  6. Government deficits that raise the debt lower national savings but not measured household net worth.
  7. Good news about the future produces windfall gains and bad news windfall losses which alter this year's household net worth without telling us much about over-all long-run accumulation trends.

I was sitting on the right end of an nine-person panel at the New School Friday morning Bob Solow was sitting on the left end--Solow, Shapiro, Schwartz, Rohatyn, Kudlow, Kerrey, Kosterlitz, Hormats, DeLong. Bob Solow expressed concern and worry over the declines in the U.S. savings rate over the past generation.

Larry Kudlow, in the middle of the panel, aggressively launched into a rant--about how the NIPA savings rate was wrong, about how the right savings rate was the change in household net worth, about how there was no potential problem with America saving too little, that the economy was strong, and that that day's employment report had been wonderful, and that Paul Krugman had predicted nine out of the last zero recessions, et cetera, et cetera, et cetera.

What is one to do? You watch a guy--Bob Solow--one of the smartest and most thoughtful people I know, having his intellectual impact neutralized by a guy--Kudlow--who really isn't in the intellectual inquiry business anymore. Kudlow clearly has not thought through the biases and gaps in the household net worth number: if he had, there is no way he could say what he is saying.

On paper, in print, on the screen, one can point out that the employment report was anemic--it was not a bloodletting by any means, but it was a bit disappointing. On paper, in print, on the screen, one can say that there is reason to worry about the decline in housing demand and the possibility that it might trigger a recession. On paper, in print, on the screen one can say that reasons (4), (5), and (6) pushing up measured household net worth are reasons to discount that statistic as misleading because they do not reflect any true increase in appropriately-defined wealth, that any increase in household net worth caused by (7) is a transitory phenomenon that tells us little about permanent saving and accumulation patterns, that (1) and (2) affect the level but not the trends of saving, and do not speak to Solow's worry about the savings-investment rate's decline, and thus that only reason (3)--the effects of the now decade-long computer-and-communications real investment boom on our total wealth--provides a reason to even begin to think about whether Bob Solow's worries about declining savings as measured by the NIPA are at all overblown.

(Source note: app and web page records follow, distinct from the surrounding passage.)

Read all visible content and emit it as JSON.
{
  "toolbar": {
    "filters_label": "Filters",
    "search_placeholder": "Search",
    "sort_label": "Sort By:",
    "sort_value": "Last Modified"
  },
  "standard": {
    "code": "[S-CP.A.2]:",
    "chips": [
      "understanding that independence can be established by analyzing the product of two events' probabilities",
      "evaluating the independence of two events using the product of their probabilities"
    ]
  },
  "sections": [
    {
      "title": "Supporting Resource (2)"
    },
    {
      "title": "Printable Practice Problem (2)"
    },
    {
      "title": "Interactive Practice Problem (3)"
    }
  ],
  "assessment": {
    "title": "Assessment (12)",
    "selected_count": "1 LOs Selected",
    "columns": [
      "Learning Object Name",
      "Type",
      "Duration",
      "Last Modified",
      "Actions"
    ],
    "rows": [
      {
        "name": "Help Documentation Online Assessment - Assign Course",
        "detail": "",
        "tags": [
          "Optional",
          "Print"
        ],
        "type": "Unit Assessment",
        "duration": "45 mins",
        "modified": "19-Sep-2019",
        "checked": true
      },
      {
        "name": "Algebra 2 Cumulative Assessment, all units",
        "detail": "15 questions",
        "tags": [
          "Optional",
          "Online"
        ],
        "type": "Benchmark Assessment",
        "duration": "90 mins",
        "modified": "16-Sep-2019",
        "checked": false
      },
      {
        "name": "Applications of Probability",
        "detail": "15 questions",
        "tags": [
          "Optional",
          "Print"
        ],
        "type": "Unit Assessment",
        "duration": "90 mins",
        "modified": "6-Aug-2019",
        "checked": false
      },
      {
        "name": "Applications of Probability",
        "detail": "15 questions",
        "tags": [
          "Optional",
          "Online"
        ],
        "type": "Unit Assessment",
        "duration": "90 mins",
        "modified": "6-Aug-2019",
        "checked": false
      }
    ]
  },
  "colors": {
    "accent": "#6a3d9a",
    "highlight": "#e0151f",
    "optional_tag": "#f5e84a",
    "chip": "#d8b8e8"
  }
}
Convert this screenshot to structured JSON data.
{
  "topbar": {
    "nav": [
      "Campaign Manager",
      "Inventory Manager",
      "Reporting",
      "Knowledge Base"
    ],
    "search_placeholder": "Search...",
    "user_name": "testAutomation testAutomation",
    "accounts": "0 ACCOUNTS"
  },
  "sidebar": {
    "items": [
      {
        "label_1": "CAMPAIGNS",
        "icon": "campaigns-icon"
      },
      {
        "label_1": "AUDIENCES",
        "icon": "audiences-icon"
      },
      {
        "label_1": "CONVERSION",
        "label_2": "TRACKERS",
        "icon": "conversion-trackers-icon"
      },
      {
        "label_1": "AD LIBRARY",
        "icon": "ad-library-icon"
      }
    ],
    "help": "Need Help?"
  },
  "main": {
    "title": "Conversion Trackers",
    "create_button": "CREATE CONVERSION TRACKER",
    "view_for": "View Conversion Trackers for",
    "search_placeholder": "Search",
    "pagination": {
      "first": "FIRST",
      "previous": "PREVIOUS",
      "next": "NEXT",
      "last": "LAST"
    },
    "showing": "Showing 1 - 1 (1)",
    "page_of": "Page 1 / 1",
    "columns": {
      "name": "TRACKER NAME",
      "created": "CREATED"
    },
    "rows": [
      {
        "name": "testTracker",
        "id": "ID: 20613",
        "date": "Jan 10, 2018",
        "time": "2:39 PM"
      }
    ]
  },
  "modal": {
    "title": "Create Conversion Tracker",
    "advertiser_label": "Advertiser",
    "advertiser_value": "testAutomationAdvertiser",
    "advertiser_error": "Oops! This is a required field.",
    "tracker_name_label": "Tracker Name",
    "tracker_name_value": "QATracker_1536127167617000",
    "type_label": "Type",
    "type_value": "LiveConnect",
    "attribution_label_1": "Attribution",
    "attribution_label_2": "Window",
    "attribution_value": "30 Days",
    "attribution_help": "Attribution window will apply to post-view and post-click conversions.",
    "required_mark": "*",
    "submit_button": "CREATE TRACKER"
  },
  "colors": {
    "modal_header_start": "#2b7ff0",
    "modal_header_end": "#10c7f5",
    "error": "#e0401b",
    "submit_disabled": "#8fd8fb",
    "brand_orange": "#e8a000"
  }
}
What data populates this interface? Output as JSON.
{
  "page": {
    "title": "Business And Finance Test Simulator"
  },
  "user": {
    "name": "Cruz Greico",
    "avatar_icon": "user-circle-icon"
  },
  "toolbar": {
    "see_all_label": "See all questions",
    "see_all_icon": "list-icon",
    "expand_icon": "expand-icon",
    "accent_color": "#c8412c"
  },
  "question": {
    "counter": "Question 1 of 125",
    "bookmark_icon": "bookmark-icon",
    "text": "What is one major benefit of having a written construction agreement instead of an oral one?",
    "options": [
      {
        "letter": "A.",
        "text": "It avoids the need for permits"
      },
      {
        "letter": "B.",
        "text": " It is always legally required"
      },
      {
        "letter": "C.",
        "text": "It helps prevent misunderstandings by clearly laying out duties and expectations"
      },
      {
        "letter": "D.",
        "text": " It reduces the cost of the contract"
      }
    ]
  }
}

But there are ninety minutes for a panel with nine people on it. To the audience it looks like two cocksure economists who disagree for incomprehensible reasons. And my ten minute share will come too late to try to referee Solow-Kudlow in any fair, balanced, and effective way.

It's an un-discourse situation: Kudlow doesn't acknowledge--may not know--the flaws in his chosen statistic. And I can't help wonder what Kudlow would be saying if a Democrat were president.

It's an intellectual Gresham's Law in action...

What can I do? I can blog about it.